- Extra prescription medications
Driving in the winter:
Fill your vehicle’s gas tank and clean the lights and windows to help you see.
- Pay attention to the weather forecast. Before you leave, let someone know where you are going, the route you plan to take, and when you expect to get there. If your car gets stuck, help can be sent along your predetermined route.
- If you have to drive, make sure everyone has their seat belts on and give your full attention to the road. Avoid distractions, such as cell phones.
- Don’t follow other vehicles too closely. Sudden stops are difficult on snowy roadways.
- Don’t use cruise control when driving in winter weather.
- Don’t pass snow plows.
- Know that ramps, bridges and overpasses will freeze before roadways.
If you become stuck in the snow or icy conditions:
- Stay with your car. Do not try to walk to safety.
- Tie a brightly colored cloth (preferably red) to the antenna for rescuers to see.
- Don’t run your engine and heater constantly to help avoid running out of gas. Don’t use things like lights or the radio without the engine running so the battery doesn’t conk out.
- If you can, move your vehicle off the roadway. Stay with it — don’t abandon it. If you have to get out of your vehicle, use a door on the side of your vehicle that faces away from traffic.
- Start the car and use the heater for about 10 minutes every hour. Keep the exhaust pipe clear so fumes won’t back up in the car.

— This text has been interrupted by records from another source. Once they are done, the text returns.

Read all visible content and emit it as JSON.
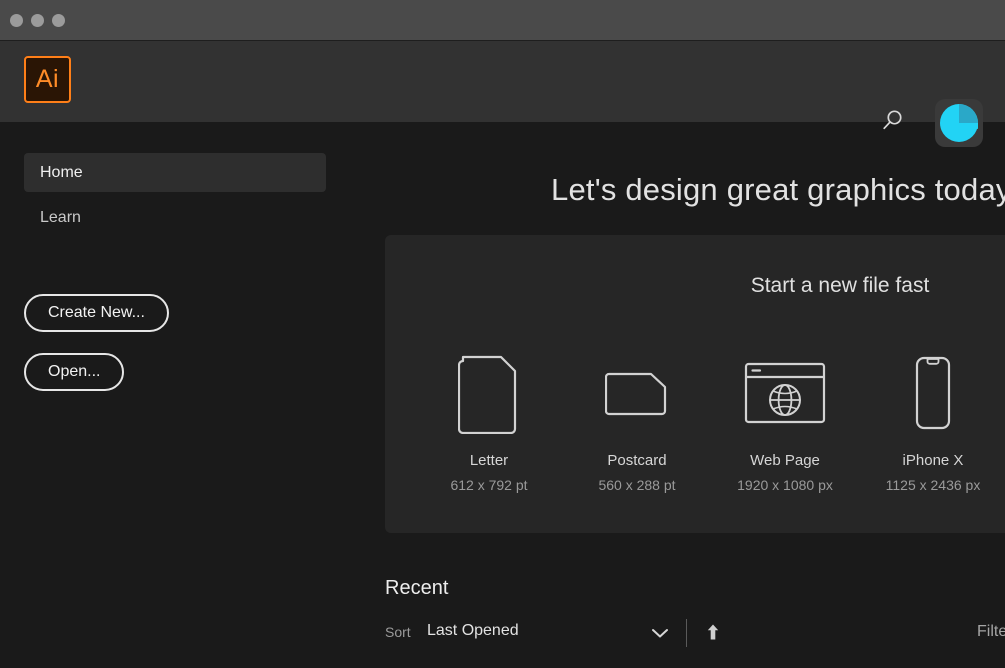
{
  "window": {
    "traffic_lights": [
      "close",
      "minimize",
      "zoom"
    ]
  },
  "header": {
    "logo_text": "Ai",
    "search_icon": "search-icon",
    "avatar_icon": "user-avatar",
    "accent_color": "#ff7f18",
    "avatar_color": "#22d3f5"
  },
  "sidebar": {
    "items": [
      {
        "label": "Home",
        "active": true
      },
      {
        "label": "Learn",
        "active": false
      }
    ],
    "buttons": [
      {
        "label": "Create New..."
      },
      {
        "label": "Open..."
      }
    ]
  },
  "main": {
    "hero_title": "Let's design great graphics today,",
    "panel": {
      "title": "Start a new file fast",
      "presets": [
        {
          "name": "Letter",
          "dimensions": "612 x 792 pt",
          "icon": "document-portrait-icon"
        },
        {
          "name": "Postcard",
          "dimensions": "560 x 288 pt",
          "icon": "document-landscape-icon"
        },
        {
          "name": "Web Page",
          "dimensions": "1920 x 1080 px",
          "icon": "browser-globe-icon"
        },
        {
          "name": "iPhone X",
          "dimensions": "1125 x 2436 px",
          "icon": "phone-icon"
        }
      ]
    },
    "recent": {
      "title": "Recent",
      "sort_label": "Sort",
      "sort_value": "Last Opened",
      "sort_direction_icon": "arrow-up-icon",
      "chevron_icon": "chevron-down-icon",
      "filter_label": "Filte"
    }
  }
}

- Leave the overhead light on when the engine is running to help rescuers see the vehicle.
- Keep one window slightly open — away from the blowing wind — to let in fresh air.
- Keep items that will burn — like paper, clothing, bedding, curtains or rugs — at least three feet away from space heaters, stoves or fireplaces.
- Don’t leave portable heaters and fireplaces unattended. Turn off space heaters and make sure any embers in the fireplace are extinguished before going to bed or leaving home.
- Place any space heater on a level, hard and nonflammable surface (such as ceramic tile floor), not on rugs or carpets or near bedding or drapes. Keep children and pets away from space heaters.
- When buying a space heater, look for models that have the safety measure of shutting off automatically if the heater falls over.
- Never use a cooking range or oven to heat your home.
- Using a fireplace? Make sure you have a glass or metal fire screen large enough to catch sparks and rolling logs.